Information:
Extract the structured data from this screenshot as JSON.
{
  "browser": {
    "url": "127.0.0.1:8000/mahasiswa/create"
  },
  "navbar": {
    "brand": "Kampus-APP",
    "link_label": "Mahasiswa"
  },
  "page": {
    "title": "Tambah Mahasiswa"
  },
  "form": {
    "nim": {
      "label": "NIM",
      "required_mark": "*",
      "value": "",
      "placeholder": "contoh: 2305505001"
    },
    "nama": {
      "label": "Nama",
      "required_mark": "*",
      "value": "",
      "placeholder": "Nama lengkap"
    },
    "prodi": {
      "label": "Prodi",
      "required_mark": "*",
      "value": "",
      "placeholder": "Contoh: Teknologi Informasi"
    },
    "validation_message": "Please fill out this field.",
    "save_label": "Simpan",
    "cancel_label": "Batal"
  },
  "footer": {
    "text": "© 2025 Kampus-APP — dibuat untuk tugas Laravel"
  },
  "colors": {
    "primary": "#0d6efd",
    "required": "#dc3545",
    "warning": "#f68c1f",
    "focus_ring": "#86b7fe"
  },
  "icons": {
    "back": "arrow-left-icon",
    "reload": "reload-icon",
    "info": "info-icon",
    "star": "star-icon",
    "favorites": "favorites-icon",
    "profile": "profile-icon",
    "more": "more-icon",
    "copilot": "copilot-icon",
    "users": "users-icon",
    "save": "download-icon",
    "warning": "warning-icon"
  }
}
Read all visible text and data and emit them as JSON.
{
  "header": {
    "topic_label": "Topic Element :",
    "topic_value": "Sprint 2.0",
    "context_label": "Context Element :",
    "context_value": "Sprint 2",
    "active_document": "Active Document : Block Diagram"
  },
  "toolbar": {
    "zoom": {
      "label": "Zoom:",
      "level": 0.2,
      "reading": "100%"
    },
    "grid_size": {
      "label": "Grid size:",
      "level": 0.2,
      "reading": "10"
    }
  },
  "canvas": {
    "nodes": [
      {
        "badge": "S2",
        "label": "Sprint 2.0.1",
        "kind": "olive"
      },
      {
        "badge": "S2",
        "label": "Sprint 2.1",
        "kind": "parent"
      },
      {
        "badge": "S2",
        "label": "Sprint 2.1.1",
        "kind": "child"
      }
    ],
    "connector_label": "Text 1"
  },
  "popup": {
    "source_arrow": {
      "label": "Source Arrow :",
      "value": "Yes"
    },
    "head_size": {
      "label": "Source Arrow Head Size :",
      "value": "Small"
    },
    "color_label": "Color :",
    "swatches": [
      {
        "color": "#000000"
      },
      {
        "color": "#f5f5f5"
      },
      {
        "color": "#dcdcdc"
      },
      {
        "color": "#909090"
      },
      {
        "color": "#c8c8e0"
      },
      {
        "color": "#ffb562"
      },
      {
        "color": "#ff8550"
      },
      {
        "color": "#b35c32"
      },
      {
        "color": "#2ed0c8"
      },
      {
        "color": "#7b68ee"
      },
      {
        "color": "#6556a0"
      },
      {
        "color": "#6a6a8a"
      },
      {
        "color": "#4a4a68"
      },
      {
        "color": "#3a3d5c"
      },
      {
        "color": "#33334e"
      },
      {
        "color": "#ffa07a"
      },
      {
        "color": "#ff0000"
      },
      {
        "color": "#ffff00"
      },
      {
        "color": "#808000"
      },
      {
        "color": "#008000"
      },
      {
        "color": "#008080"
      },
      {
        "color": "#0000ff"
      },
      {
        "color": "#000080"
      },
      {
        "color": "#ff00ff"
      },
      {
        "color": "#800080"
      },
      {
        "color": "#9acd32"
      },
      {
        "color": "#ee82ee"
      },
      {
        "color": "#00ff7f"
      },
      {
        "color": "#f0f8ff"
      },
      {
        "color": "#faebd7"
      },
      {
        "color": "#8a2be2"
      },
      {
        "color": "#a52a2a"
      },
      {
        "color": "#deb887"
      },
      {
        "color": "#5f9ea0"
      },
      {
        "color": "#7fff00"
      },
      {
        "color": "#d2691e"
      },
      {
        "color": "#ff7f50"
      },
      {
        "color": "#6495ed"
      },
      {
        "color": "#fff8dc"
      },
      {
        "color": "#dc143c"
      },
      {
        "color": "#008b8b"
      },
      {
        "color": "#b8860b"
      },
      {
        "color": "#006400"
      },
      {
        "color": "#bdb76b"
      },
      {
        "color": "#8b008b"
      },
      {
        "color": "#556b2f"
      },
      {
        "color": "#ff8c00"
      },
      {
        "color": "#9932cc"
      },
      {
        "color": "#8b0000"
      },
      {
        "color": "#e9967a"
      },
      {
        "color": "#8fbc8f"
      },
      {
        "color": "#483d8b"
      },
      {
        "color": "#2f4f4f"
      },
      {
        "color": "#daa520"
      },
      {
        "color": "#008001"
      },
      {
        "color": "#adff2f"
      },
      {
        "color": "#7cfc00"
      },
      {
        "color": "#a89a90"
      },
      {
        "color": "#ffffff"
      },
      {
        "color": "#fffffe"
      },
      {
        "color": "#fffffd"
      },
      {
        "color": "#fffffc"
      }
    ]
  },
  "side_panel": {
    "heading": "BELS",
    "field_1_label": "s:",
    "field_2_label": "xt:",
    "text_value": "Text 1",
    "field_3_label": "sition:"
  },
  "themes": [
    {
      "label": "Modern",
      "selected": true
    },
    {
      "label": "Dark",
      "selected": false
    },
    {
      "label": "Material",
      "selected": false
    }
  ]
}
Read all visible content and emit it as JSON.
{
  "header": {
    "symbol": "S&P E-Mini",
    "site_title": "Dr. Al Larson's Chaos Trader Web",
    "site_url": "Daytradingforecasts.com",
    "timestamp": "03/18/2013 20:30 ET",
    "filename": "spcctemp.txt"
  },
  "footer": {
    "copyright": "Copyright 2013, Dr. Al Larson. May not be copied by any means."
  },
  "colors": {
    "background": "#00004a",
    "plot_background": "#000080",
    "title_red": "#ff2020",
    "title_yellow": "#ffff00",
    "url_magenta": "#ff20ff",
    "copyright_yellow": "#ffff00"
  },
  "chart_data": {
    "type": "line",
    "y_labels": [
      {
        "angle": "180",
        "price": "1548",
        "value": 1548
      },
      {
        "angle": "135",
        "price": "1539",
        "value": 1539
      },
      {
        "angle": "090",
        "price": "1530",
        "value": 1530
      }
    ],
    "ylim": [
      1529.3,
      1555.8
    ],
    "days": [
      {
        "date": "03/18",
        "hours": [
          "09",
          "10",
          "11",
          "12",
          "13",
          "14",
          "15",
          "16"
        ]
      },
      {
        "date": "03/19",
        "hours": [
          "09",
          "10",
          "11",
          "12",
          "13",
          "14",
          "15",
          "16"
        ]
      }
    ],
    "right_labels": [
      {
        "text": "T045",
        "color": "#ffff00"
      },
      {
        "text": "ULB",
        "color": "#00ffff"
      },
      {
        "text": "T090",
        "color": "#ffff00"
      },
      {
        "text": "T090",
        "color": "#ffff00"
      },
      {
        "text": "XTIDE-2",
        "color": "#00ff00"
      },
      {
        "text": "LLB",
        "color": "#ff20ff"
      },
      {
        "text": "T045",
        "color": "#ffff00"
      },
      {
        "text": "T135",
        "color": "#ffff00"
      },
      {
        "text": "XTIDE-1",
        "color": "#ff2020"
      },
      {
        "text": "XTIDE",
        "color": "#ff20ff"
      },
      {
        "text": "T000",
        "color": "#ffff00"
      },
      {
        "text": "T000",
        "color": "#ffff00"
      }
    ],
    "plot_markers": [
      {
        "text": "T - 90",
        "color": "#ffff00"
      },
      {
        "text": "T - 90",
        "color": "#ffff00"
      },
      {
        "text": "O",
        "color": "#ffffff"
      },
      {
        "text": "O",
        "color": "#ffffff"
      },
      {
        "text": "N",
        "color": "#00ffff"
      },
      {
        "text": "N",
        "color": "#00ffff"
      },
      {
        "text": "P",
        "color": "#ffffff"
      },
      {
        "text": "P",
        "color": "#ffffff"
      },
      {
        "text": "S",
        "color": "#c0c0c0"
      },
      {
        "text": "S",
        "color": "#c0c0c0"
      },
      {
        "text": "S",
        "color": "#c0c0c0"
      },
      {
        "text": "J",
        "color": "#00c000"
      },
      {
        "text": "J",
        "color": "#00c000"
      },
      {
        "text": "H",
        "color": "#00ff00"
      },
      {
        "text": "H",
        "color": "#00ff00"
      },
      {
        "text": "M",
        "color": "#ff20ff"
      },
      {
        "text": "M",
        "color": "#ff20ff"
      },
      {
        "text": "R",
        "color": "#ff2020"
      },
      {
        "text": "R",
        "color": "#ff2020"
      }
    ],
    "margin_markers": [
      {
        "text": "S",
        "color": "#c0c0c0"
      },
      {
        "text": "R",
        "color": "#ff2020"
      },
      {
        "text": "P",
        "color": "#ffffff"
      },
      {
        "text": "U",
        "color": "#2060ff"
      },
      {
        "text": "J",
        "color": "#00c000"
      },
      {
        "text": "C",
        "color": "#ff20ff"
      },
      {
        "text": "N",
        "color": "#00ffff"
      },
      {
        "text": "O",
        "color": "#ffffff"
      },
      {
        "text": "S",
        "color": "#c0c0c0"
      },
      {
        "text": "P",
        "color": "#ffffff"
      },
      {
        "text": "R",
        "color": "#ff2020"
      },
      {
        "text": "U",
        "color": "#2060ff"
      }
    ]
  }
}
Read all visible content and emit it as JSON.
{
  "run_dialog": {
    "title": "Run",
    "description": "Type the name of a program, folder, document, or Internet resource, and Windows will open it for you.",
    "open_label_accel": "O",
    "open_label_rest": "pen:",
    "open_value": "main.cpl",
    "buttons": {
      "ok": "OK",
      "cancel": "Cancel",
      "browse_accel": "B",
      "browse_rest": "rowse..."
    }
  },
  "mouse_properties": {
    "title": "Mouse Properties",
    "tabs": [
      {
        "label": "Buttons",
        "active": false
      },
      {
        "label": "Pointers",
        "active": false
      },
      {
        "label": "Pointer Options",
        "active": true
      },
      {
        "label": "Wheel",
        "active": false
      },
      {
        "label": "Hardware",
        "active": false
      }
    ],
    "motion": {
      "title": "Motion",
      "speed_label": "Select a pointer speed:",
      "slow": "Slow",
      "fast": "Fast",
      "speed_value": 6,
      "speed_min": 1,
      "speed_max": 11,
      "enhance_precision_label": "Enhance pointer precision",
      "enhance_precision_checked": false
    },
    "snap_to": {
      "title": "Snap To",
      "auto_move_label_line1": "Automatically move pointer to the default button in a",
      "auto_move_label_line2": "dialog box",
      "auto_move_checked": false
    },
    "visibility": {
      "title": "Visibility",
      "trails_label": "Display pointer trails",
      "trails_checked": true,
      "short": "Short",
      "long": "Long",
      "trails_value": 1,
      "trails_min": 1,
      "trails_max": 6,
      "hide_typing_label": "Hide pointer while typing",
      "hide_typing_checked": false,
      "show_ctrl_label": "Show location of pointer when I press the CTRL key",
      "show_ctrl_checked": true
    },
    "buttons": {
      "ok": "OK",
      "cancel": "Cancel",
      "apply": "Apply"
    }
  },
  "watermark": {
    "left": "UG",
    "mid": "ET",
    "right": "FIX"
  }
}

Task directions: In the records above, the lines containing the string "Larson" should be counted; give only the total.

Response below: 2